Where the Living is Simple

Carrie Hamilton - Ecuador


November 26, 2012

One month ago when I first arrived in my small Kichwa village of Alto Tena, my mind was blown. I simply could not fathom how unbearably slowly time passed in my community, and it was hard to imagine being able to spend six months living in a place where a day felt like a week, and a week felt like an eternity. The hours are long in Alto Tena, that’s for sure, but after being there for a few weeks I am beginning to see just how beautiful that is.

Every single morning, the people in my community wake up around 4AM. They go to drink the traditional cup of Guayusa, and then they begin their days either going to school or farming in the jungle. Sometimes they will return home for lunch, other times they will work through the daylight. By 6PM, everyone is home for dinner, and we all sit in la cocina to eat and chat, reminiscing on our days and the latest community gossip. By 7:30, everyone is in bed preparing for what will become of the next day.

The people work hard in Alto Tena; there is no doubt about that. In fact, I have never met a group of people that works harder. But there is also a degree of tranquility and simplicity that comes along with their way of life. They do spend hours and hours laboring away, but the attitude of the entire community is one of unlimited time and no pressure. Periodically throughout the day, people find time to share a laugh over someone tripping or stop by home to catch the latest fútbol game on TV. When one is tired, he or she rests. When one is hot, he or she bathes. When one is hungry, he or she eats. We didn’t repair the bridge today? That’s all right; there’s always tomorrow.

As I change my perspective, the days in Alto Tena are beginning to blur together, and I am able to appreciate spending my free time swimming in the river or just lounging in la cocina. Finally I can take the time to explore myself, pursue hobbies I’ve never had the time for before, and go out and learn to just be. I see this way of life as an opportunity, one that I may not have again for the rest of my life.
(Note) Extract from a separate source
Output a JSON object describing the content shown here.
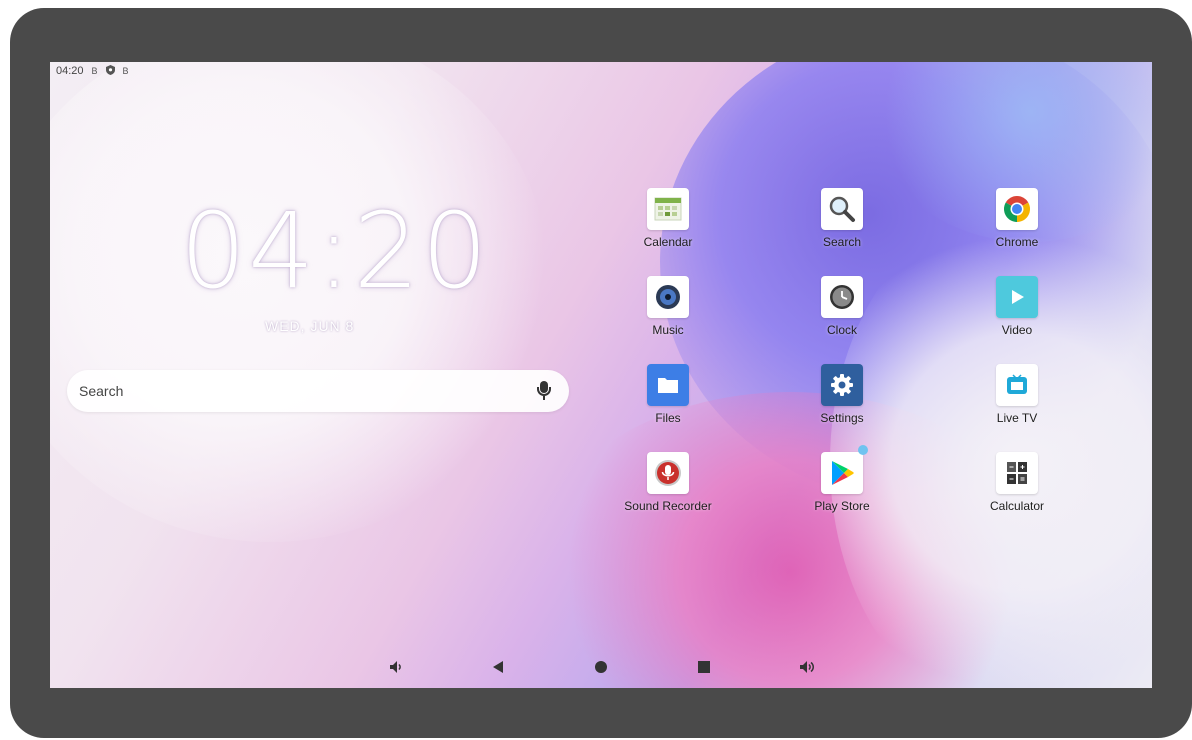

As I sit here, sipping my cup of Guayusa and writing, I can’t help but appreciate: What an utterly beautiful simplicity this is. 

Carrie Hamilton